Background/objectives: Individuals carrying loss-of-function gene mutations for the adipocyte hormone leptin are morbidly obese, but respond favorably to replacement therapy. Recombinant leptin is however largely ineffective for the vast majority of obese individuals due to leptin resistance. One theory underlying leptin resistance is impaired leptin transport across the blood-brain-barrier (BBB). Here, we aim to gain new insights into the mechanisms of leptin BBB transport, and its role in leptin resistance.
Methods: We developed a novel tool for visualizing leptin transport using infrared fluorescently labeled leptin, combined with tissue clearing and light-sheet fluorescence microscopy. We corroborated these data using western blotting.
Results: Using 3D whole brain imaging, we display comparable leptin accumulation in circumventricular organs of lean and obese mice, predominantly in the choroid plexus (CP). Protein quantification revealed comparable leptin levels in microdissected mediobasal hypothalami (MBH) of lean and obese mice (p = 0.99). We further found increased leptin receptor expression in the CP (p = 0.025, p = 0.0002) and a trend toward elevated leptin protein levels in the MBH (p = 0.17, p = 0.078) of obese mice undergoing weight loss interventions by calorie restriction or exendin-4 treatment.
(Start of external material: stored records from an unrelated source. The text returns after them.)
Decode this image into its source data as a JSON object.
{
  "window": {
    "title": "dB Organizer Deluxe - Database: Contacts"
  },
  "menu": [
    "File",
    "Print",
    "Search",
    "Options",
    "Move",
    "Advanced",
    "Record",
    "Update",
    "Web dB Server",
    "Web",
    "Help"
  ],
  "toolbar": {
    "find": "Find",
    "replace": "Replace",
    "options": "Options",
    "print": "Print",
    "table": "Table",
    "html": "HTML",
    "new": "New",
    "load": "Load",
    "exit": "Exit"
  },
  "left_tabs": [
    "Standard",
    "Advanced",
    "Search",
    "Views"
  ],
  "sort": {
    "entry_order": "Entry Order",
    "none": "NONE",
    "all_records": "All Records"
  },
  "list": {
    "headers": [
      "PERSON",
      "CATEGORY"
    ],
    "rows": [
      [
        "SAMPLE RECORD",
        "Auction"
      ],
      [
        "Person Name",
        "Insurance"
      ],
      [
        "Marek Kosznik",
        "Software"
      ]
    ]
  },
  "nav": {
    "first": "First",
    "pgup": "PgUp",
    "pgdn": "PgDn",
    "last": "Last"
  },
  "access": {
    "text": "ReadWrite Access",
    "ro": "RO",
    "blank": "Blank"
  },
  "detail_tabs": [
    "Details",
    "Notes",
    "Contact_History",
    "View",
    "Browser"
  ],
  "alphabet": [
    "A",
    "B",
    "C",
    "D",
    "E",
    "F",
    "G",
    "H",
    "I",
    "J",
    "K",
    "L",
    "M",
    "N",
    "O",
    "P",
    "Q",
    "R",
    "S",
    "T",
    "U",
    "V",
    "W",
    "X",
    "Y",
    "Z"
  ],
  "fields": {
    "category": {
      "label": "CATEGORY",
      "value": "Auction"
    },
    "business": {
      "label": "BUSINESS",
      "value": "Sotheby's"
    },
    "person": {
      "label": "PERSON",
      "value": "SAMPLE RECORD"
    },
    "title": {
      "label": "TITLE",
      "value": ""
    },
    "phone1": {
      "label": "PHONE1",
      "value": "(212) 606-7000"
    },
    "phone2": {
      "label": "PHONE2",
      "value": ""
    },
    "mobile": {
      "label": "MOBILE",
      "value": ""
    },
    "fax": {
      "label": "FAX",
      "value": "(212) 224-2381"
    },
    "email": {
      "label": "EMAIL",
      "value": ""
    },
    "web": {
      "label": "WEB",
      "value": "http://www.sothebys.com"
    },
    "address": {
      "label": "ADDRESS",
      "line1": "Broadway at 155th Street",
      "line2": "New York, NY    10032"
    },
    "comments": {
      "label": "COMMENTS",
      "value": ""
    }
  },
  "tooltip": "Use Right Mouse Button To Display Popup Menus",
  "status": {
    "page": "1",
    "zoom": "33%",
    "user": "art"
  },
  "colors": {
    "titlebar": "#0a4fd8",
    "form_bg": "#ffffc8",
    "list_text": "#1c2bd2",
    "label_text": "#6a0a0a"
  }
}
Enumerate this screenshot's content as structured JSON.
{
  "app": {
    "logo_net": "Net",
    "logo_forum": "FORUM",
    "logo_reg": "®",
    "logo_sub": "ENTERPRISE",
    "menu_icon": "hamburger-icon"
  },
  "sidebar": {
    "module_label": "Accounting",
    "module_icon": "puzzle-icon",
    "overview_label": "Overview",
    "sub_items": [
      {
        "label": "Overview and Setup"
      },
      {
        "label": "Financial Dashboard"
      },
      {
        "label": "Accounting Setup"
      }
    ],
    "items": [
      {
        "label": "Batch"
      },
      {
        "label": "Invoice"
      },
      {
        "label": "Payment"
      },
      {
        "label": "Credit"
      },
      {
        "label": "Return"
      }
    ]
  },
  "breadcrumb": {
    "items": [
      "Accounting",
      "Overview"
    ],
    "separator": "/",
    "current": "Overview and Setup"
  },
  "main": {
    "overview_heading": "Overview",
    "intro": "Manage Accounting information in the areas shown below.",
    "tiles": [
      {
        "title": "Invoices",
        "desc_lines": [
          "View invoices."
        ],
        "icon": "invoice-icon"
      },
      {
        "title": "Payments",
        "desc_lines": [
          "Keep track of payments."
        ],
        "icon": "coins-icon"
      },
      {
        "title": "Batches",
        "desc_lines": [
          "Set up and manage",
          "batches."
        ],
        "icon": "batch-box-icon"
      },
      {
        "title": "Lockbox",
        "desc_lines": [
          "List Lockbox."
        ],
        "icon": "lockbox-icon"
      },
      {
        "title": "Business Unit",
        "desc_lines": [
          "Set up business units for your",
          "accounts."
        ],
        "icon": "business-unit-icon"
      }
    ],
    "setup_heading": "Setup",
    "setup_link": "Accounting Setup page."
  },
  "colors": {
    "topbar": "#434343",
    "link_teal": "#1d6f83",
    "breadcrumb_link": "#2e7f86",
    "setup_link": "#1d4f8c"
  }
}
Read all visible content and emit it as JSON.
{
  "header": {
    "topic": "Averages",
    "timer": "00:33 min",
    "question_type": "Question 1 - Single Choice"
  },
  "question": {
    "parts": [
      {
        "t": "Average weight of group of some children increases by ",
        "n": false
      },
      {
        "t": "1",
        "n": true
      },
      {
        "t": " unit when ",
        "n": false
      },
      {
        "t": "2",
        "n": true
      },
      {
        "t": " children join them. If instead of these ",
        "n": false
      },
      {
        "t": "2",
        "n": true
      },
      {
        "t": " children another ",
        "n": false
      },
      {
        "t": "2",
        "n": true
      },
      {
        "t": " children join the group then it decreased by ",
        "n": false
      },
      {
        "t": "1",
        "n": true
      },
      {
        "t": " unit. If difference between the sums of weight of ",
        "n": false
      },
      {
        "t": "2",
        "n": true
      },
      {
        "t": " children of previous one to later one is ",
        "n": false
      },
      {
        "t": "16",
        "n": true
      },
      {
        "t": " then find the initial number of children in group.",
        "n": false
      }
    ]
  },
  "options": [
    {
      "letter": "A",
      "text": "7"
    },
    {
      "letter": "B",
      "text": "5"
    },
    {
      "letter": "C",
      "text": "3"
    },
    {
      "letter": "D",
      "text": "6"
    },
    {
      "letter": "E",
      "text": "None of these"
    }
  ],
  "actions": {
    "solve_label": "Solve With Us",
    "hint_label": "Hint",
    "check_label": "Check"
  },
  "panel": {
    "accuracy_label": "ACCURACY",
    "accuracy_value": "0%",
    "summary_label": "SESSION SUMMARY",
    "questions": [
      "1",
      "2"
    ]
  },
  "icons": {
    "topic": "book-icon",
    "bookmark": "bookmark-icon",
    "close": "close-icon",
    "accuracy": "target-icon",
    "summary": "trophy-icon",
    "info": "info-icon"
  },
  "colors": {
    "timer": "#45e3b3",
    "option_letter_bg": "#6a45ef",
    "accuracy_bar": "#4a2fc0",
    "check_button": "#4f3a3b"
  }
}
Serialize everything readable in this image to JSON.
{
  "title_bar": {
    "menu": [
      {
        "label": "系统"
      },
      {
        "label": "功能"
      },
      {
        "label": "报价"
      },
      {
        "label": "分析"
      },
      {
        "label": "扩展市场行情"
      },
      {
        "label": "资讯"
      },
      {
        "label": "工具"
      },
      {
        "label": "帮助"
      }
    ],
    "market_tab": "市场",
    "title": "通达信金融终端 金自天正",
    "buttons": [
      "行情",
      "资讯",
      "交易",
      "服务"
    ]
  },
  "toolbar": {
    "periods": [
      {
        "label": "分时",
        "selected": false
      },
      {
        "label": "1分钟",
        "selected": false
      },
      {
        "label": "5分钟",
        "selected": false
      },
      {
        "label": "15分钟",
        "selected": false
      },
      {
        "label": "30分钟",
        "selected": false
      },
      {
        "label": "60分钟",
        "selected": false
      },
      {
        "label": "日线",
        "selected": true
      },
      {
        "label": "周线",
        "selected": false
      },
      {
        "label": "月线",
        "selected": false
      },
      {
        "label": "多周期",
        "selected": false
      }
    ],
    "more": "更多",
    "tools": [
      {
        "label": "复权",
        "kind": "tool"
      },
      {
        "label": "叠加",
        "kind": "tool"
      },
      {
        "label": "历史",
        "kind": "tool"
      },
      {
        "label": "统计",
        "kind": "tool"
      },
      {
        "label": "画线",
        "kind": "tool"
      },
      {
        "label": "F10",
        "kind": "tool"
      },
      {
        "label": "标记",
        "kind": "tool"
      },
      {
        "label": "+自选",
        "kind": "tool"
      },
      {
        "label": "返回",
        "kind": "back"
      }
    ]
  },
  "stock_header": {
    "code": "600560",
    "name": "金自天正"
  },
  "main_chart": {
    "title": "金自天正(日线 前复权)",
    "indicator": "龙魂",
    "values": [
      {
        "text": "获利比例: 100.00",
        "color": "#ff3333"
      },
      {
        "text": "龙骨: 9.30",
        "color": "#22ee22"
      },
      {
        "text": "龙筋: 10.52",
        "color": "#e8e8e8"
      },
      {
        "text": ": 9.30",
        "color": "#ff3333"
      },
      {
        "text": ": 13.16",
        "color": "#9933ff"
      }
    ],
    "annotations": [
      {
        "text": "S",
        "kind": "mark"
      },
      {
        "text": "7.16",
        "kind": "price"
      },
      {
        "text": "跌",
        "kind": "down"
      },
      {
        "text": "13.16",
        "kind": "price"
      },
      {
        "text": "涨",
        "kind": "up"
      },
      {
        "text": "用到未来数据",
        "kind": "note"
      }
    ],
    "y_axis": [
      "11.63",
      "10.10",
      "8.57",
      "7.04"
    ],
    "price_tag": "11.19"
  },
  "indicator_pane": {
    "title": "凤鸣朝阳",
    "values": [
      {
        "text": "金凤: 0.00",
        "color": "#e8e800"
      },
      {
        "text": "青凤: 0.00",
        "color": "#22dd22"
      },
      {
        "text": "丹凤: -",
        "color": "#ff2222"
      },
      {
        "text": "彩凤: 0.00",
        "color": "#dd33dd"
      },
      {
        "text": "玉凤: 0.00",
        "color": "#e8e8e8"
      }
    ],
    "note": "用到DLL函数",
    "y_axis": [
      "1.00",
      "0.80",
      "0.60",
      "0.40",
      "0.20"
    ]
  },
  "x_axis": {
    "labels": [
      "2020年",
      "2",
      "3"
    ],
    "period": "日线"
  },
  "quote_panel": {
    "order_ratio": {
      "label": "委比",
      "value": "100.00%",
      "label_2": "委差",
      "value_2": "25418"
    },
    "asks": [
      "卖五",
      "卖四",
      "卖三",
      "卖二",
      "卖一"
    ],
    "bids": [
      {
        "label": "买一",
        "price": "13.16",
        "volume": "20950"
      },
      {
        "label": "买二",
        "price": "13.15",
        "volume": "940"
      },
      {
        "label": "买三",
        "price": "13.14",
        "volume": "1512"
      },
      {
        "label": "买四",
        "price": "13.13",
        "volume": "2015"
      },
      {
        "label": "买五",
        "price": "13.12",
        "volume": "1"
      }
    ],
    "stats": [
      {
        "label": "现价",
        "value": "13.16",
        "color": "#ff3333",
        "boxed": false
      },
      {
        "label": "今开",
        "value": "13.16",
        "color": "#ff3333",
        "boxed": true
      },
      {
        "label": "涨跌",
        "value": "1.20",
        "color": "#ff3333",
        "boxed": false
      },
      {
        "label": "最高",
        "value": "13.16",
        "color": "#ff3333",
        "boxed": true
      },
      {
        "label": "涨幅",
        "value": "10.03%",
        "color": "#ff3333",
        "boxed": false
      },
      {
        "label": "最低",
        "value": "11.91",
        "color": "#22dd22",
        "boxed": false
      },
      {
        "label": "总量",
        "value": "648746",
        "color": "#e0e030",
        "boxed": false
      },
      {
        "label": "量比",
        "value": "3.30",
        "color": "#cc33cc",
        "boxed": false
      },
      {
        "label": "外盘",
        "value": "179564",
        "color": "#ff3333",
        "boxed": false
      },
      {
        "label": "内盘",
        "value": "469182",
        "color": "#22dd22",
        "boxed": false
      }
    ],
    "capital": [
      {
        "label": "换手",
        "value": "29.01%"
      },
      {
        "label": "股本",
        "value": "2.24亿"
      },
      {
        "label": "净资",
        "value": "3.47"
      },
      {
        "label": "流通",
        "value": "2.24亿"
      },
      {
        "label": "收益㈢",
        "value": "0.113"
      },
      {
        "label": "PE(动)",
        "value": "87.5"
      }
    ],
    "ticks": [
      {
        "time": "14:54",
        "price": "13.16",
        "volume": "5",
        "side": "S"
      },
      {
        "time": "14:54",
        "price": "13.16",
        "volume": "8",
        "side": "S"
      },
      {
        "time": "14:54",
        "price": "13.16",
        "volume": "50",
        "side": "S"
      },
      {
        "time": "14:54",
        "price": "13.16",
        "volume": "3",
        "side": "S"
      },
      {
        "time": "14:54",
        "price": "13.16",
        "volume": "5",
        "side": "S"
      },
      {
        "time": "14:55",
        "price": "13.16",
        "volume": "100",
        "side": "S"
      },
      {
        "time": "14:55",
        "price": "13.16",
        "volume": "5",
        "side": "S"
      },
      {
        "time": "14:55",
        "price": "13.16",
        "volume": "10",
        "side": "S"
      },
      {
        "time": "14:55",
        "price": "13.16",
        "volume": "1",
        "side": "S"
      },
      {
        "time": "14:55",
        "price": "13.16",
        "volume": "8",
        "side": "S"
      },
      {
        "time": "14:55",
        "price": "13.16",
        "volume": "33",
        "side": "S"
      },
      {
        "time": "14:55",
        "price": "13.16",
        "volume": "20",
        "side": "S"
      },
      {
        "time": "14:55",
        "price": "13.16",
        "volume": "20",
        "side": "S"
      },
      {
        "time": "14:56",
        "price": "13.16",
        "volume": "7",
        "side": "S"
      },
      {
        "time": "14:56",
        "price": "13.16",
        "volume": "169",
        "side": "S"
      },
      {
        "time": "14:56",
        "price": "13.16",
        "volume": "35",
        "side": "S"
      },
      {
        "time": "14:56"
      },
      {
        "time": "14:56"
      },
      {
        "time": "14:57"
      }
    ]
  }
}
Conclusions: Overall, our findings suggest a crucial role for the CP in controlling the transport of leptin into the cerebrospinal fluid and from there to target areas such as the MBH, potentially mediated via the leptin receptor. Similar leptin levels in circumventricular organs and the MBH of lean and obese mice further suggest intact leptin BBB transport in leptin resistant mice.